Your objective -
Search the entries for the word "Depth". Copy every line where it turns up.

Data provided -
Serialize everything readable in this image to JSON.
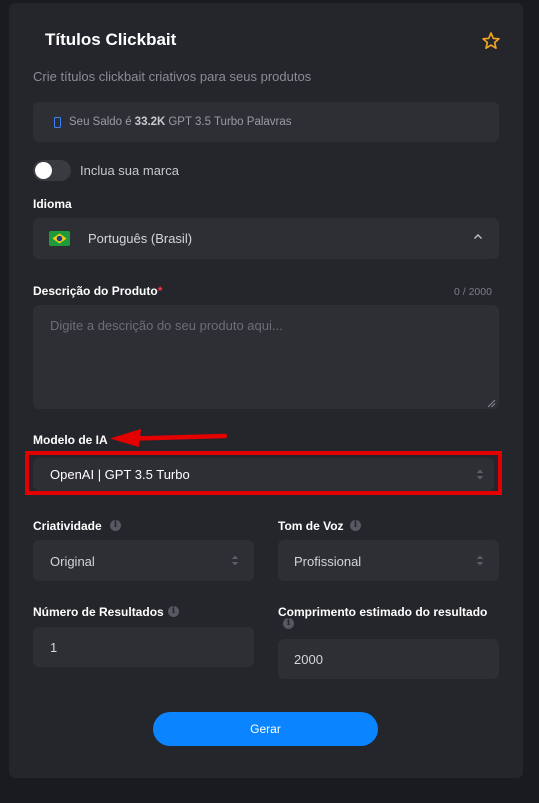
{
  "header": {
    "title": "Títulos Clickbait",
    "subtitle": "Crie títulos clickbait criativos para seus produtos"
  },
  "balance": {
    "prefix": "Seu Saldo é",
    "amount": "33.2K",
    "suffix": "GPT 3.5 Turbo Palavras"
  },
  "brand_toggle": {
    "label": "Inclua sua marca",
    "on": false
  },
  "language": {
    "label": "Idioma",
    "value": "Português (Brasil)"
  },
  "product_description": {
    "label": "Descrição do Produto",
    "required_mark": "*",
    "counter": "0 / 2000",
    "placeholder": "Digite a descrição do seu produto aqui..."
  },
  "ai_model": {
    "label": "Modelo de IA",
    "value": "OpenAI | GPT 3.5 Turbo"
  },
  "creativity": {
    "label": "Criatividade",
    "value": "Original"
  },
  "tone": {
    "label": "Tom de Voz",
    "value": "Profissional"
  },
  "num_results": {
    "label": "Número de Resultados",
    "value": "1"
  },
  "est_length": {
    "label": "Comprimento estimado do resultado",
    "value": "2000"
  },
  "submit": {
    "label": "Gerar"
  },
  "colors": {
    "accent": "#0a84ff",
    "annotation": "#e50000",
    "star": "#f5a623"
  },
  "icons": [
    "star-icon",
    "phone-icon",
    "brazil-flag-icon",
    "chevron-up-icon",
    "updown-chevron-icon",
    "info-icon",
    "resize-handle-icon",
    "annotation-arrow"
  ]
}
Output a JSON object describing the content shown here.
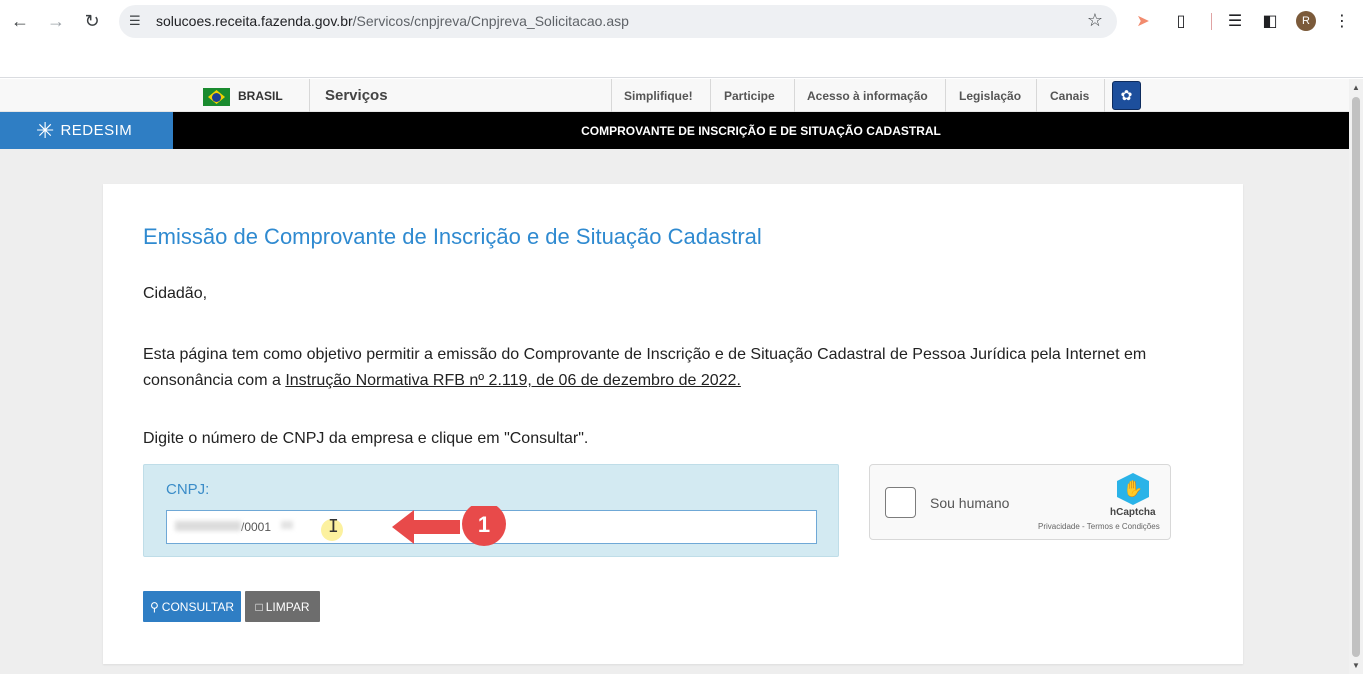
{
  "browser": {
    "url_domain": "solucoes.receita.fazenda.gov.br",
    "url_path": "/Servicos/cnpjreva/Cnpjreva_Solicitacao.asp",
    "profile_initial": "R"
  },
  "govbar": {
    "country": "BRASIL",
    "services": "Serviços",
    "links": [
      "Simplifique!",
      "Participe",
      "Acesso à informação",
      "Legislação",
      "Canais"
    ]
  },
  "header": {
    "logo_text": "REDESIM",
    "title": "COMPROVANTE DE INSCRIÇÃO E DE SITUAÇÃO CADASTRAL"
  },
  "main": {
    "heading": "Emissão de Comprovante de Inscrição e de Situação Cadastral",
    "greeting": "Cidadão,",
    "paragraph_text": "Esta página tem como objetivo permitir a emissão do Comprovante de Inscrição e de Situação Cadastral de Pessoa Jurídica pela Internet em consonância com a ",
    "paragraph_link": "Instrução Normativa RFB nº 2.119, de 06 de dezembro de 2022.",
    "instruction": "Digite o número de CNPJ da empresa e clique em \"Consultar\".",
    "cnpj_label": "CNPJ:",
    "cnpj_value_visible": "/0001",
    "annotation_number": "1",
    "consultar_label": "CONSULTAR",
    "limpar_label": "LIMPAR"
  },
  "captcha": {
    "label": "Sou humano",
    "brand": "hCaptcha",
    "links": "Privacidade - Termos e Condições"
  },
  "colors": {
    "accent_blue": "#2f7ec4",
    "heading_blue": "#2f8ad0",
    "annotation_red": "#e84a4a",
    "input_box_bg": "#d3eaf2"
  }
}
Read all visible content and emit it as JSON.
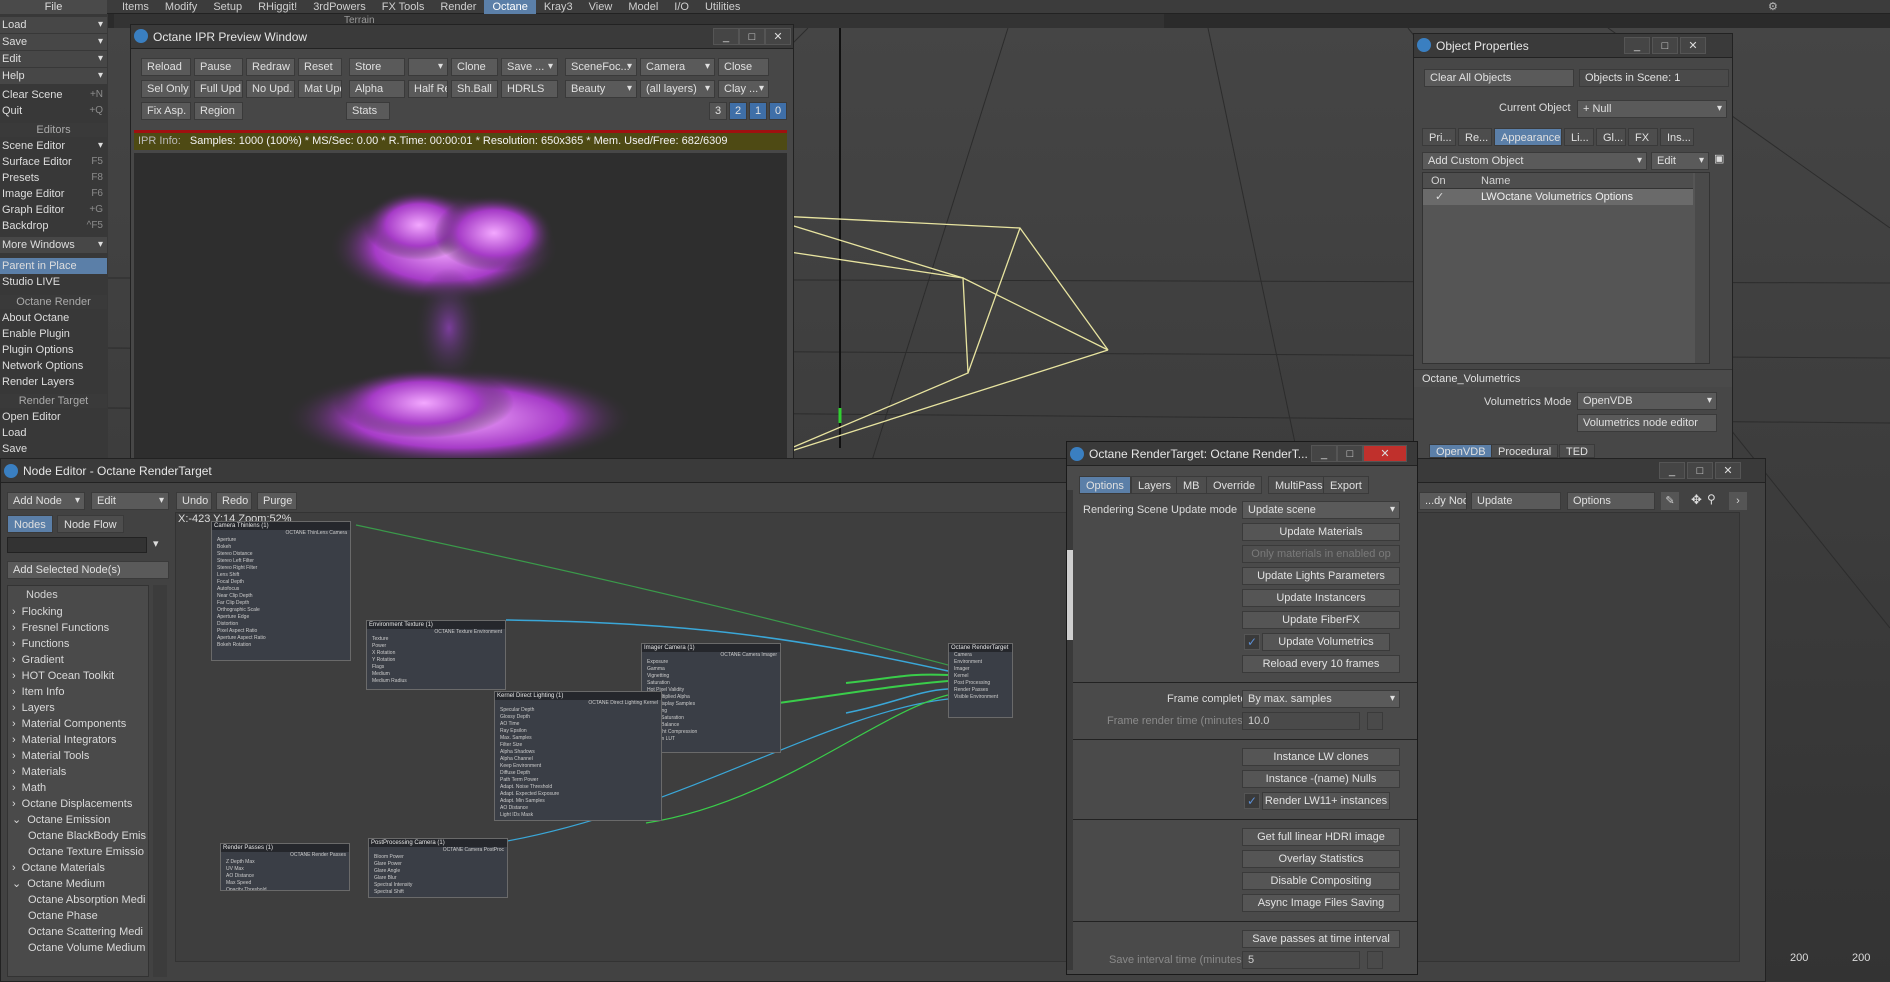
{
  "topbar": {
    "file": "File",
    "menus": [
      "Items",
      "Modify",
      "Setup",
      "RHiggit!",
      "3rdPowers",
      "FX Tools",
      "Render",
      "Octane",
      "Kray3",
      "View",
      "Model",
      "I/O",
      "Utilities"
    ],
    "active_menu": "Octane",
    "vp_frag": "Terrain"
  },
  "left_menu": {
    "file_items": [
      {
        "label": "Load"
      },
      {
        "label": "Save"
      },
      {
        "label": "Edit"
      },
      {
        "label": "Help"
      }
    ],
    "clear_scene": "Clear Scene",
    "clear_sc": "+N",
    "quit": "Quit",
    "quit_sc": "+Q",
    "editors_head": "Editors",
    "editors": [
      {
        "label": "Scene Editor",
        "sc": ""
      },
      {
        "label": "Surface Editor",
        "sc": "F5"
      },
      {
        "label": "Presets",
        "sc": "F8"
      },
      {
        "label": "Image Editor",
        "sc": "F6"
      },
      {
        "label": "Graph Editor",
        "sc": "+G"
      },
      {
        "label": "Backdrop",
        "sc": "^F5"
      }
    ],
    "more_windows": "More Windows",
    "parent_in_place": "Parent in Place",
    "studio_live": "Studio LIVE",
    "octane_head": "Octane Render",
    "octane_items": [
      "About Octane",
      "Enable Plugin",
      "Plugin Options",
      "Network Options",
      "Render Layers"
    ],
    "rt_head": "Render Target",
    "rt_items": [
      "Open Editor",
      "Load",
      "Save"
    ]
  },
  "ipr": {
    "title": "Octane IPR Preview Window",
    "row1": [
      "Reload",
      "Pause",
      "Redraw",
      "Reset",
      "Store",
      "",
      "Clone",
      "Save ...",
      "SceneFoc...",
      "Camera",
      "Close"
    ],
    "row2": [
      "Sel Only",
      "Full Upd.",
      "No Upd.",
      "Mat Upd",
      "Alpha",
      "Half Res",
      "Sh.Ball",
      "HDRLS",
      "Beauty",
      "(all layers)",
      "Clay ..."
    ],
    "row3": [
      "Fix Asp.",
      "Region",
      "Stats"
    ],
    "nums": [
      "3",
      "2",
      "1",
      "0"
    ],
    "info_label": "IPR Info:",
    "info": "Samples: 1000 (100%)  *  MS/Sec: 0.00  *  R.Time: 00:00:01  *  Resolution: 650x365  *  Mem. Used/Free: 682/6309"
  },
  "objprops": {
    "title": "Object Properties",
    "clear_all": "Clear All Objects",
    "objects_in_scene": "Objects in Scene: 1",
    "current_object_label": "Current Object",
    "current_object": "Null",
    "tabs": [
      "Pri...",
      "Re...",
      "Appearance",
      "Li...",
      "Gl...",
      "FX",
      "Ins..."
    ],
    "add_custom": "Add Custom Object",
    "edit": "Edit",
    "col_on": "On",
    "col_name": "Name",
    "row_check": "✓",
    "row_name": "LWOctane Volumetrics Options",
    "section": "Octane_Volumetrics",
    "vol_mode_label": "Volumetrics Mode",
    "vol_mode": "OpenVDB",
    "vol_node_editor": "Volumetrics node editor",
    "subtabs": [
      "OpenVDB",
      "Procedural",
      "TED"
    ]
  },
  "nodeeditor": {
    "title": "Node Editor - Octane RenderTarget",
    "add_node": "Add Node",
    "edit": "Edit",
    "undo": "Undo",
    "redo": "Redo",
    "purge": "Purge",
    "tab_nodes": "Nodes",
    "tab_flow": "Node Flow",
    "add_selected": "Add Selected Node(s)",
    "coords": "X:-423 Y:14 Zoom:52%",
    "tree_head": "Nodes",
    "tree": [
      {
        "a": "›",
        "t": "Flocking"
      },
      {
        "a": "›",
        "t": "Fresnel Functions"
      },
      {
        "a": "›",
        "t": "Functions"
      },
      {
        "a": "›",
        "t": "Gradient"
      },
      {
        "a": "›",
        "t": "HOT Ocean Toolkit"
      },
      {
        "a": "›",
        "t": "Item Info"
      },
      {
        "a": "›",
        "t": "Layers"
      },
      {
        "a": "›",
        "t": "Material Components"
      },
      {
        "a": "›",
        "t": "Material Integrators"
      },
      {
        "a": "›",
        "t": "Material Tools"
      },
      {
        "a": "›",
        "t": "Materials"
      },
      {
        "a": "›",
        "t": "Math"
      },
      {
        "a": "›",
        "t": "Octane Displacements"
      },
      {
        "a": "⌄",
        "t": "Octane Emission"
      },
      {
        "a": "",
        "t": "Octane BlackBody Emis"
      },
      {
        "a": "",
        "t": "Octane Texture Emissio"
      },
      {
        "a": "›",
        "t": "Octane Materials"
      },
      {
        "a": "⌄",
        "t": "Octane Medium"
      },
      {
        "a": "",
        "t": "Octane Absorption Medi"
      },
      {
        "a": "",
        "t": "Octane Phase"
      },
      {
        "a": "",
        "t": "Octane Scattering Medi"
      },
      {
        "a": "",
        "t": "Octane Volume Medium"
      }
    ],
    "right_btns": [
      "...dy Nodes",
      "Update",
      "Options"
    ],
    "nodes": [
      {
        "title": "Camera Thinlens (1)",
        "sub": "OCTANE ThinLens Camera",
        "rows": [
          "Aperture",
          "Bokeh",
          "Stereo Distance",
          "Stereo Left Filter",
          "Stereo Right Filter",
          "Lens Shift",
          "Focal Depth",
          "Autofocus",
          "Near Clip Depth",
          "Far Clip Depth",
          "Orthographic Scale",
          "Aperture Edge",
          "Distortion",
          "Pixel Aspect Ratio",
          "Aperture Aspect Ratio",
          "Bokeh Rotation"
        ]
      },
      {
        "title": "Environment Texture (1)",
        "sub": "OCTANE Texture Environment",
        "rows": [
          "Texture",
          "Power",
          "X Rotation",
          "Y Rotation",
          "Flags",
          "Medium",
          "Medium Radius"
        ]
      },
      {
        "title": "Imager Camera (1)",
        "sub": "OCTANE Camera Imager",
        "rows": [
          "Exposure",
          "Gamma",
          "Vignetting",
          "Saturation",
          "Hot Pixel Validity",
          "Premultiplied Alpha",
          "Min. Display Samples",
          "Dithering",
          "White Saturation",
          "White Balance",
          "Highlight Compression",
          "Custom LUT"
        ]
      },
      {
        "title": "Octane RenderTarget",
        "sub": "",
        "rows": [
          "Camera",
          "Environment",
          "Imager",
          "Kernel",
          "Post Processing",
          "Render Passes",
          "Visible Environment"
        ]
      },
      {
        "title": "Kernel Direct Lighting (1)",
        "sub": "OCTANE Direct Lighting Kernel",
        "rows": [
          "Specular Depth",
          "Glossy Depth",
          "AO Time",
          "Ray Epsilon",
          "Max. Samples",
          "Filter Size",
          "Alpha Shadows",
          "Alpha Channel",
          "Keep Environment",
          "Diffuse Depth",
          "Path Term Power",
          "Adapt. Noise Threshold",
          "Adapt. Expected Exposure",
          "Adapt. Min Samples",
          "AO Distance",
          "Light IDs Mask"
        ]
      },
      {
        "title": "Render Passes (1)",
        "sub": "OCTANE Render Passes",
        "rows": [
          "Z Depth Max",
          "UV Max",
          "AO Distance",
          "Max Speed",
          "Opacity Threshold"
        ]
      },
      {
        "title": "PostProcessing Camera (1)",
        "sub": "OCTANE Camera PostProc",
        "rows": [
          "Bloom Power",
          "Glare Power",
          "Glare Angle",
          "Glare Blur",
          "Spectral Intensity",
          "Spectral Shift"
        ]
      }
    ]
  },
  "rtwin": {
    "title": "Octane RenderTarget: Octane RenderT...",
    "tabs": [
      "Options",
      "Layers",
      "MB",
      "Override",
      "MultiPass",
      "Export"
    ],
    "scene_update_label": "Rendering Scene Update mode",
    "scene_update": "Update scene",
    "btn_update_materials": "Update Materials",
    "btn_only_mats": "Only materials in enabled op",
    "btn_lights": "Update Lights Parameters",
    "btn_instancers": "Update Instancers",
    "btn_fiberfx": "Update FiberFX",
    "chk_volumetrics": "Update Volumetrics",
    "btn_reload": "Reload every 10 frames",
    "frame_complete_label": "Frame complete",
    "frame_complete": "By max. samples",
    "frame_time_label": "Frame render time (minutes)",
    "frame_time": "10.0",
    "btn_lw_clones": "Instance LW clones",
    "btn_name_nulls": "Instance -(name) Nulls",
    "chk_lw11": "Render LW11+ instances",
    "btn_hdri": "Get full linear HDRI image",
    "btn_overlay": "Overlay Statistics",
    "btn_disable_comp": "Disable Compositing",
    "btn_async": "Async Image Files Saving",
    "btn_save_passes": "Save passes at time interval",
    "save_interval_label": "Save interval time (minutes)",
    "save_interval": "5"
  },
  "bottom_right": {
    "a": "200",
    "b": "200"
  }
}
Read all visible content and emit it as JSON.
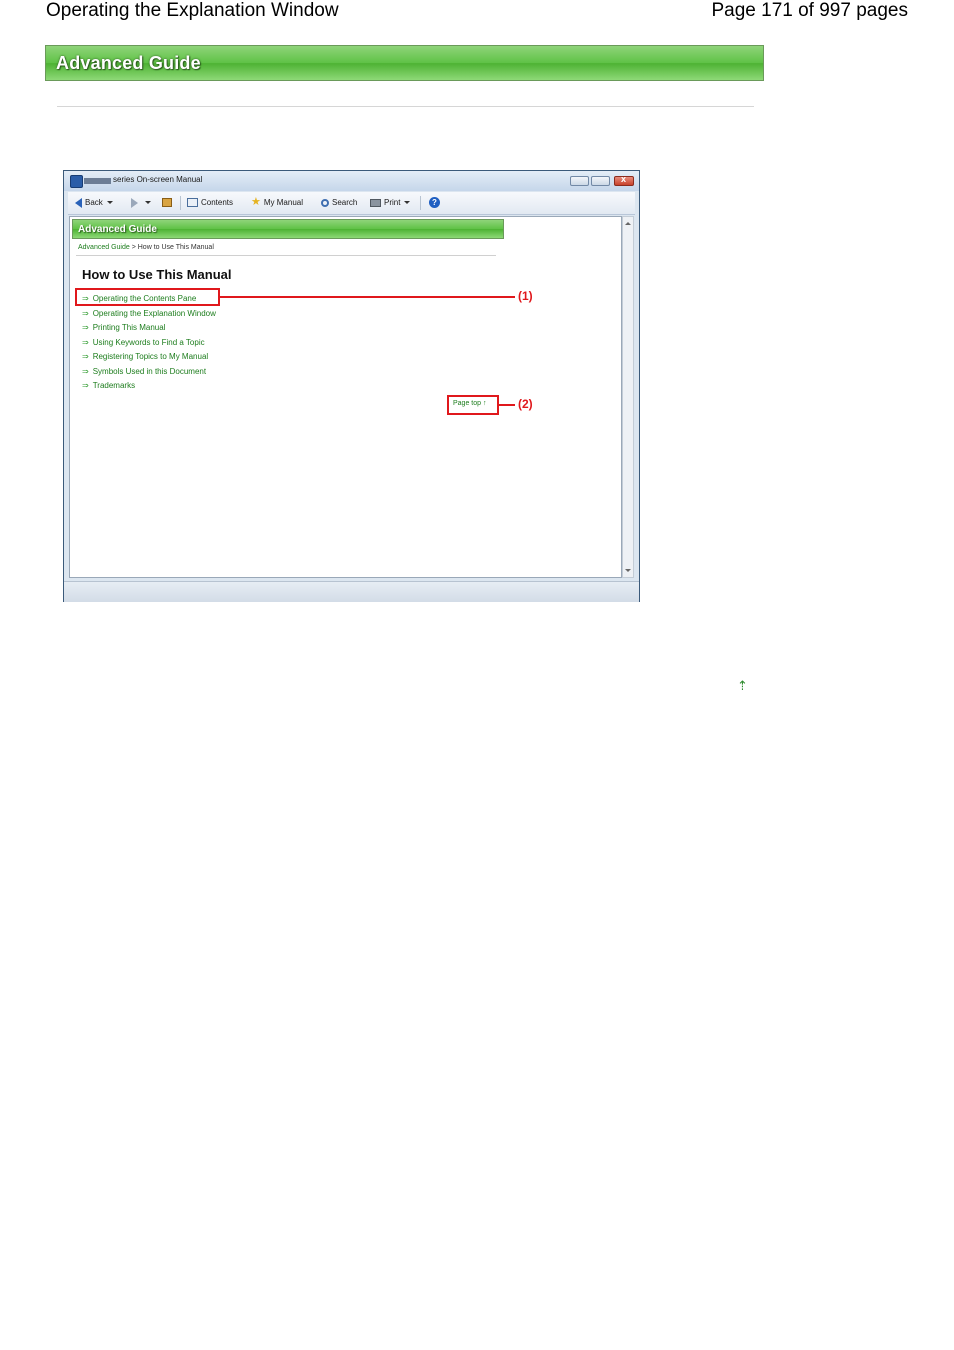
{
  "header": {
    "title": "Operating the Explanation Window",
    "page_info": "Page 171 of 997 pages"
  },
  "banner": {
    "label": "Advanced Guide"
  },
  "screenshot": {
    "window_title": "series On-screen Manual",
    "toolbar": {
      "back": "Back",
      "contents": "Contents",
      "my_manual": "My Manual",
      "search": "Search",
      "print": "Print"
    },
    "banner": "Advanced Guide",
    "breadcrumb": {
      "link": "Advanced Guide",
      "separator": " > ",
      "current": "How to Use This Manual"
    },
    "heading": "How to Use This Manual",
    "links": [
      "Operating the Contents Pane",
      "Operating the Explanation Window",
      "Printing This Manual",
      "Using Keywords to Find a Topic",
      "Registering Topics to My Manual",
      "Symbols Used in this Document",
      "Trademarks"
    ],
    "page_top": "Page top ↑",
    "callouts": [
      "(1)",
      "(2)"
    ]
  },
  "page_top_icon": "⇡"
}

The completed task -
          "Focal Depth",
          "Near Clip Depth",
          "Far Clip Depth",
          "Specular Depth",
          "Glossy Depth",
          "Diffuse Depth",
          "Z Depth Max",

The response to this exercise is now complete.